Nutritionists in China found when both lean and obese young men chewed more at a meal, they ingested fewer calories and had more favourable levels of gut hormones in their blood, lending credence to the saying “Eat less, chew more”.
Two studies were carried out. In the first study, they observed the differences in chewing habits between the lean and the obese group. In the second study, the participants were offered the same test meal on two separate occasions. For the first occasion they were asked to chew at a rate of 15 chews per 10-g bite of food, and on the second occasion at a rate of 40 chews per bite. The test meal was breakfast with a total energy value of 2200 kJ (68% as carbohydrate, 21% as fat, and 11% as protein). The volunteers gave blood samples after each meal so the researchers could measure circulating levels of blood sugar and gut hormones.
The results showed that: Despite having a similar bite size as the lean participants, the obese participants ate faster and chewed fewer times per 1 g of food.
Both obese and lean participants ate 12% fewer calories in the meal where they chewed more times per bite.

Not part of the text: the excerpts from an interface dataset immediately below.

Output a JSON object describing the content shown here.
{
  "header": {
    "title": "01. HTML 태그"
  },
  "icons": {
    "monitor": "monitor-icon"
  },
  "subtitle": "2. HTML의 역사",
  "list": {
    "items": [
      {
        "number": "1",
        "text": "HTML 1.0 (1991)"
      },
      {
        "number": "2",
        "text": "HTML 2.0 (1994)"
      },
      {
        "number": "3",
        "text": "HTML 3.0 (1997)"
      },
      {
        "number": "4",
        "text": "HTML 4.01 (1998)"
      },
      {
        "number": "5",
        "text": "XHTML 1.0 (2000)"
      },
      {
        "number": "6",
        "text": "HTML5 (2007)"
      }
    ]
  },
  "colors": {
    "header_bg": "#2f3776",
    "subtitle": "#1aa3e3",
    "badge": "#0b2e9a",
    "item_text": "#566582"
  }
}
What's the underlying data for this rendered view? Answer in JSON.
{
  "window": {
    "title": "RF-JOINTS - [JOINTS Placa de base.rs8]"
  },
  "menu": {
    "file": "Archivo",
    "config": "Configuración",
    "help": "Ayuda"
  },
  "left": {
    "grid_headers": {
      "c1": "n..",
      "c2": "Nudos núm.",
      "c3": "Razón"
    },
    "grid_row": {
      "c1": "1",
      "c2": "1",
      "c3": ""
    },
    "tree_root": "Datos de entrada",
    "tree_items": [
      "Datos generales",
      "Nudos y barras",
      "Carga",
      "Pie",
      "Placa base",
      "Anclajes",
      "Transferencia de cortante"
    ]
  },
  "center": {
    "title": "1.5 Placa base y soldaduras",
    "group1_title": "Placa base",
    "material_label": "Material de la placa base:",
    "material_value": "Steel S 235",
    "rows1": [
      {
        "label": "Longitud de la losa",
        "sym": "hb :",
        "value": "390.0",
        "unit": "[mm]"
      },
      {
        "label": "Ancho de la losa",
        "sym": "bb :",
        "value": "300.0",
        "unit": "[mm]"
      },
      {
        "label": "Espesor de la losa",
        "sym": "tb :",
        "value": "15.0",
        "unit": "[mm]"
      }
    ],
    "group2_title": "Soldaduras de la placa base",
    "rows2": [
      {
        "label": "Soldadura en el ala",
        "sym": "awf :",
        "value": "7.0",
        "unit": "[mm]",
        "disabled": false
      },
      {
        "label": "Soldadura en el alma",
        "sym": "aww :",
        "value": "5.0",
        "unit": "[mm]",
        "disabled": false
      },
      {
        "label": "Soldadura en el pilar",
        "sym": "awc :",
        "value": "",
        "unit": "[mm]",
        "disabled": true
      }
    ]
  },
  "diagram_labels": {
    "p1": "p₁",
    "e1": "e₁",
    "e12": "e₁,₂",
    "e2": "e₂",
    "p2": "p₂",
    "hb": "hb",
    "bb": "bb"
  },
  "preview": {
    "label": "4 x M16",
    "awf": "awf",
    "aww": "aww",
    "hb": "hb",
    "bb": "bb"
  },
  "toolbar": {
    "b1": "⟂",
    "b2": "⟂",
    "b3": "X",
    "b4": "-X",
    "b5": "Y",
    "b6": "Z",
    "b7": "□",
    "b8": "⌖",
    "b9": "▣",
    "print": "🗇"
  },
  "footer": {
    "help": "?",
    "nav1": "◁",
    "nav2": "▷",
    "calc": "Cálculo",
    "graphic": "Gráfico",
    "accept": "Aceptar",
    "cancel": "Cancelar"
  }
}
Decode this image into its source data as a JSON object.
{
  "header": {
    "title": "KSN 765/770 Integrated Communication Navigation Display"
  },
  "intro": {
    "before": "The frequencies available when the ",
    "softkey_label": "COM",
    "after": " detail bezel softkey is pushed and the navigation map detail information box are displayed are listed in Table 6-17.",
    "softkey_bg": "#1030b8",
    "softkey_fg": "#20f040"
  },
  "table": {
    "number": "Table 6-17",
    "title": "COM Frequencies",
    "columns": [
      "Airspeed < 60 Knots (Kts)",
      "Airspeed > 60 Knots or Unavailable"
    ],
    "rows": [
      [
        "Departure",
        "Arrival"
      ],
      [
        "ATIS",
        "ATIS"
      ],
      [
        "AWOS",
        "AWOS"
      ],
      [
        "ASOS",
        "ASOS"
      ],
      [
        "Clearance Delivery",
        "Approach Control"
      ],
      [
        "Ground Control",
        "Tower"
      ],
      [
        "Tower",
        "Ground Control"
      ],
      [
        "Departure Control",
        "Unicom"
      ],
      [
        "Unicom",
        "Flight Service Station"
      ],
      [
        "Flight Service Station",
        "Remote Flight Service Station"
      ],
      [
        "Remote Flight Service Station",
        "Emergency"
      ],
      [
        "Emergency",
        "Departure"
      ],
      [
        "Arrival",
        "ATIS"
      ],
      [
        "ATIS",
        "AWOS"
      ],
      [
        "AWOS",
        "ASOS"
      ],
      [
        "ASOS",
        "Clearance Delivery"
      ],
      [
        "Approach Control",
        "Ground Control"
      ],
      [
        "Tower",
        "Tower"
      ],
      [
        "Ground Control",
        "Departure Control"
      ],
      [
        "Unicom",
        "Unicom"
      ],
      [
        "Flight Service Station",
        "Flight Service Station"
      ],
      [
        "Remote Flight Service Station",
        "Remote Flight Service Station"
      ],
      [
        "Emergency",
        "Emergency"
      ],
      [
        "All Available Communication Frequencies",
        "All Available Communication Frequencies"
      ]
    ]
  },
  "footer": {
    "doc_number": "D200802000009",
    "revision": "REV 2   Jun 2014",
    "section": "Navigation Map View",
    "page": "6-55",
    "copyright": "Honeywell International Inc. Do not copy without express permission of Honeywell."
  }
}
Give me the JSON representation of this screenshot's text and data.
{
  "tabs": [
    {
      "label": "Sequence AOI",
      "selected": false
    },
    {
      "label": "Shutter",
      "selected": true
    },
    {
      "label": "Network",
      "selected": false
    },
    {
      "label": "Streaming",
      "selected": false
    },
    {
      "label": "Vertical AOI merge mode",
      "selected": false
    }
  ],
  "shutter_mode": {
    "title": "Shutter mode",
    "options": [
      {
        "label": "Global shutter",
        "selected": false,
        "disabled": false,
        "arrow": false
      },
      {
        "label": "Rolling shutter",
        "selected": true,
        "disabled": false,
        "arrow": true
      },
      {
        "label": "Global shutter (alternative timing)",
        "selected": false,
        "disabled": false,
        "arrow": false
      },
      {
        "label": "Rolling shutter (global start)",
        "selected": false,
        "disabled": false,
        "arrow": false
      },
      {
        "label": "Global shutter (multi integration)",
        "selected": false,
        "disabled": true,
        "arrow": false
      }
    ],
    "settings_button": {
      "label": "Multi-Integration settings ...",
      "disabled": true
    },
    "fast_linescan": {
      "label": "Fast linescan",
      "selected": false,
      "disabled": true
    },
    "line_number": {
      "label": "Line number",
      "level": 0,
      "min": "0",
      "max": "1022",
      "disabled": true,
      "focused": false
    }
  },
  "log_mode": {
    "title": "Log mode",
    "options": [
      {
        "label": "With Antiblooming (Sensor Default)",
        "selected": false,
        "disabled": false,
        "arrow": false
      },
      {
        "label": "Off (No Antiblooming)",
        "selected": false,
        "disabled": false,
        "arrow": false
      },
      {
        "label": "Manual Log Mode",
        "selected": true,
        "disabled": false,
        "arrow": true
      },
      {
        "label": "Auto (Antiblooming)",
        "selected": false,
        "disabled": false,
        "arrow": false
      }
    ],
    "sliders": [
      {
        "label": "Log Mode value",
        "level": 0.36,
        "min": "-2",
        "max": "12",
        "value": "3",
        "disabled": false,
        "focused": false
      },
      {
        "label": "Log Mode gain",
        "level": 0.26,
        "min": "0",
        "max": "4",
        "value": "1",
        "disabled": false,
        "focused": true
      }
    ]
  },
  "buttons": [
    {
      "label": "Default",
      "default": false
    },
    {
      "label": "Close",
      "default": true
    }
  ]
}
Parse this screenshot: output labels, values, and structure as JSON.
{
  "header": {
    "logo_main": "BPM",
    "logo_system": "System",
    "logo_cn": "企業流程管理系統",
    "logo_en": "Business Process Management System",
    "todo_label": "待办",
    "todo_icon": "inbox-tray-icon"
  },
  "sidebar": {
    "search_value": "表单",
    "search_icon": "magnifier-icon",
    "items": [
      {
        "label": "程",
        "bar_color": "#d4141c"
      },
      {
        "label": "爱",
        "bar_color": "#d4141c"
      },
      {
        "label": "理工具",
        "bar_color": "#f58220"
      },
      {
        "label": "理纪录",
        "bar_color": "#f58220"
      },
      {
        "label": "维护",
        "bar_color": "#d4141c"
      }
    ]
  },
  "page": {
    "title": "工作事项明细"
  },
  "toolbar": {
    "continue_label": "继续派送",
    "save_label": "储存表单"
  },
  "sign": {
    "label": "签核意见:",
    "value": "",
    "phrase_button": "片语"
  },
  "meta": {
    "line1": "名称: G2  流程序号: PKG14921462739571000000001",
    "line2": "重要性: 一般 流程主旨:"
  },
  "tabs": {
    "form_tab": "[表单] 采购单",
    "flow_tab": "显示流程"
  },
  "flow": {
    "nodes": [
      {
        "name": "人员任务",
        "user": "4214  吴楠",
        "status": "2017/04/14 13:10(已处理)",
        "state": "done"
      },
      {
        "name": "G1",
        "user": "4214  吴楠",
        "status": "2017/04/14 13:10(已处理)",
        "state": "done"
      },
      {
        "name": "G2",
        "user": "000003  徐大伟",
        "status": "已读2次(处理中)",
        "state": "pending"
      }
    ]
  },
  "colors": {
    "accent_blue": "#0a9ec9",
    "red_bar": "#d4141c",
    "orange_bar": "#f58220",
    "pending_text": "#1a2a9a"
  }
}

In both the lean and the obese participants, chewing 40 times per bite resulted in lower blood levels of ghrelin (a hormone that stimulates appetite) and higher levels of cholecystokinin (CCK, a hormone that signals fullness and tells the stomach to slow down digestion), than chewing 15 times per bite.
The researchers concluded that interventions aimed at improving chewing activity could become a useful tool for combating obesity.
One limitation is that not all calories people ingest come from food that requires chewing: for example ice cream, sugary and alcoholic drinks, so it is unlikely that chewing more will cause people to reduce their calorie intake by 12%, as the participants did in this study, which was based on one solid food test meal.
Obviously though to combat overeating and obesity it is not enough to simply look at what we eat but we must also address the way in which we eat and how we eat. How many of us eat on the run, watching TV or totally distracted and disconnected etc? By chewing more and slowing down when we eat we can connect to ourselves and the food and actually feel when our body tells us it is full.